I would like to underscore the reason of using a Copper or Brass metal pusher, why? If you are going to full bezel an Opal or soft Stone, you shouldn’t be having any movement of that stone. I would have you to use these two selected pushers to carefully just ‘press over the tip’ of the bezel. This way you will ‘secure” the metal to the surface. In case of slipping on the gold, you will definitely scratch the surface of ‘that’ stone by using a steel pusher. Copper or Brass is a lot softer and do not mark the stone.
If you are not sure of using a softer metal pusher, I have two other approved methods; an elastic band around the ring mandrel and the stone. I also would let you to use a touch of “fast acting” glue. This “glue method” will be used only as a ‘stop-gap’ measure and not to be intended as the best way of Cabochon setting. These three methods are only used to prevent any other movement of the stone, while starting the “hammer” setting.

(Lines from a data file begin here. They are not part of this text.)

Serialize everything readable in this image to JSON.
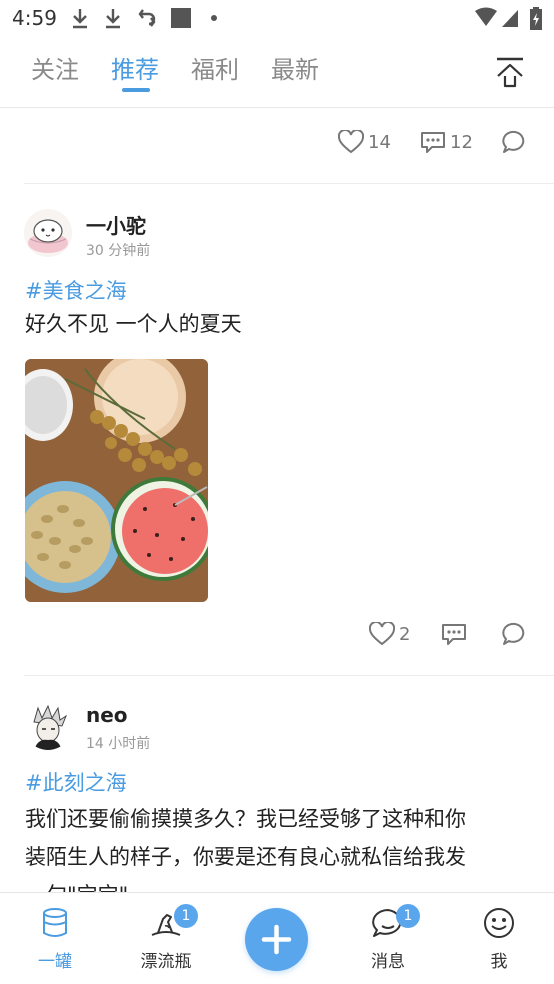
{
  "status_bar": {
    "time": "4:59"
  },
  "tabs": [
    {
      "label": "关注"
    },
    {
      "label": "推荐"
    },
    {
      "label": "福利"
    },
    {
      "label": "最新"
    }
  ],
  "prev_post": {
    "likes": "14",
    "comments": "12"
  },
  "posts": [
    {
      "username": "一小驼",
      "time": "30 分钟前",
      "topic": "#美食之海",
      "content": "好久不见 一个人的夏天",
      "likes": "2",
      "comments": ""
    },
    {
      "username": "neo",
      "time": "14 小时前",
      "topic": "#此刻之海",
      "content_lines": [
        "我们还要偷偷摸摸多久？我已经受够了这种和你",
        "装陌生人的样子，你要是还有良心就私信给我发",
        "一句\"宝宝\""
      ]
    }
  ],
  "bottom_nav": {
    "home": "一罐",
    "bottle": "漂流瓶",
    "bottle_badge": "1",
    "messages": "消息",
    "messages_badge": "1",
    "me": "我"
  },
  "colors": {
    "accent": "#4a9be0",
    "fab": "#5aa6ec"
  }
}
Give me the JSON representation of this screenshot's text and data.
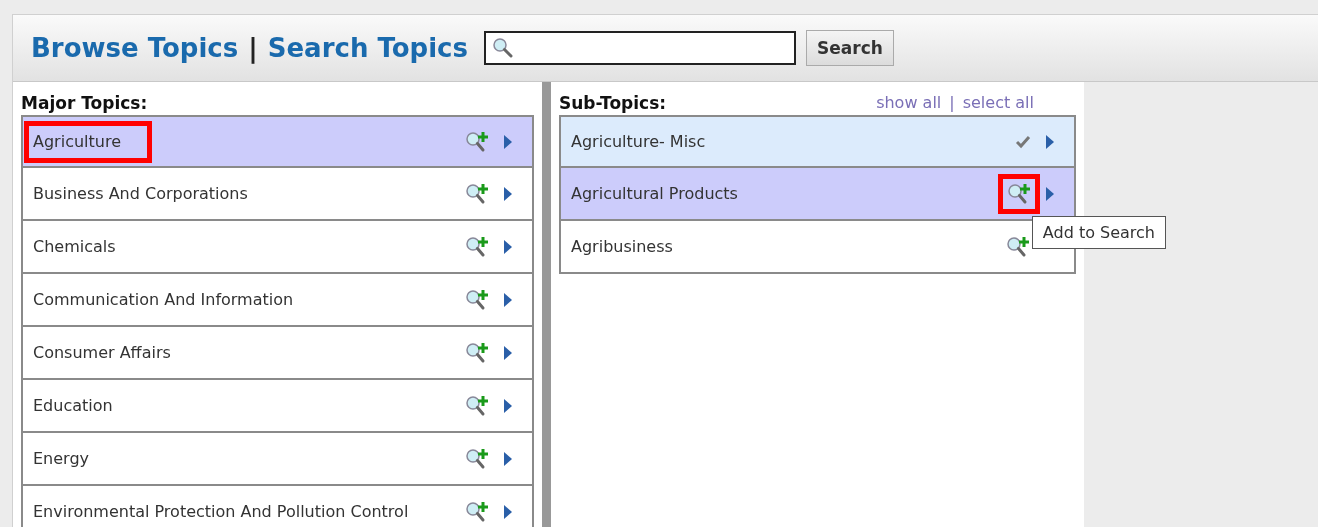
{
  "header": {
    "browse_link": "Browse Topics",
    "separator": "|",
    "search_link": "Search Topics",
    "search_button": "Search"
  },
  "major_topics": {
    "title": "Major Topics:",
    "items": [
      {
        "label": "Agriculture",
        "selected": true,
        "outlined": true
      },
      {
        "label": "Business And Corporations",
        "selected": false,
        "outlined": false
      },
      {
        "label": "Chemicals",
        "selected": false,
        "outlined": false
      },
      {
        "label": "Communication And Information",
        "selected": false,
        "outlined": false
      },
      {
        "label": "Consumer Affairs",
        "selected": false,
        "outlined": false
      },
      {
        "label": "Education",
        "selected": false,
        "outlined": false
      },
      {
        "label": "Energy",
        "selected": false,
        "outlined": false
      },
      {
        "label": "Environmental Protection And Pollution Control",
        "selected": false,
        "outlined": false
      }
    ]
  },
  "sub_topics": {
    "title": "Sub-Topics:",
    "show_all": "show all",
    "divider": "|",
    "select_all": "select all",
    "items": [
      {
        "label": "Agriculture- Misc",
        "selected": false,
        "checked": true,
        "outlined": false
      },
      {
        "label": "Agricultural Products",
        "selected": true,
        "checked": false,
        "outlined": true,
        "tooltip": "Add to Search"
      },
      {
        "label": "Agribusiness",
        "selected": false,
        "checked": false,
        "outlined": false
      }
    ]
  }
}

With your 3 inch metal punch held firmly in your hand now using your hand held hammer on the steel ring mandrel. Proceed to hit this punch with great care. Do not hit hard, but only tap! Hold your punch at a 45° angle AWAY from the stone. When you see the metal start to press against the stone, STOP! Turn the ring around and start the hammering of the other side of the bezel. You are now starting to have the walls “grip to secure” the vertical sides of the stone.
Once this is now done and the stone is feeling tight, remove the elastic band and with total confidence so far, initiate the setting of the ends of the oval bezel setting.
Again, as this is completed, carefully making sure all of the walls are nicely holding the surface and no spaces between the metal and the stone. You can now just tap to “even-off” the walls to make a smooth, even surface on the hammered section of the bezel wall.
I will only now use my “Flat” Graver to give a Bright-Cut to the very inside of the bezel wall. This gives the ring a clean and professional appearance of this kind of setting… who wants a mediocre setting job? You should make sure that your graver is sharp and bright. This will leave a smooth inner surface cut, against the stone, attesting to your higher setting abilities.
As this cutting is now completed, we will use either a Triangular #4 cut or your Pillar file #4 and smooth file the areas where your hammer touched. In a smooth flow of filing, rotate or file in a semi-circular fashion on the bezel wall tips only. Keeping in mind that you should be having two surfaces to be considered. The vertical wall and the 45 degree angle and the hammered facet. I will impress upon you the reader and setter, to acquaint yourself with the Pumice wheel of #180 grit, Flat faced wheel.
Holding the ring in your hand, allow the slow rotating wheel to only remove the marks left by your Pillar file. Do not let this Pumice wheel touch your soft stone, as an abrasive wheel, it will mark or destroy the surface you are so diligently trying to keep fresh!
If you are happy with your results, I’ll send you all of my setting work! Remember, that after 1,000’s of rings and bezels, you will soon get to be very proficient, trust me!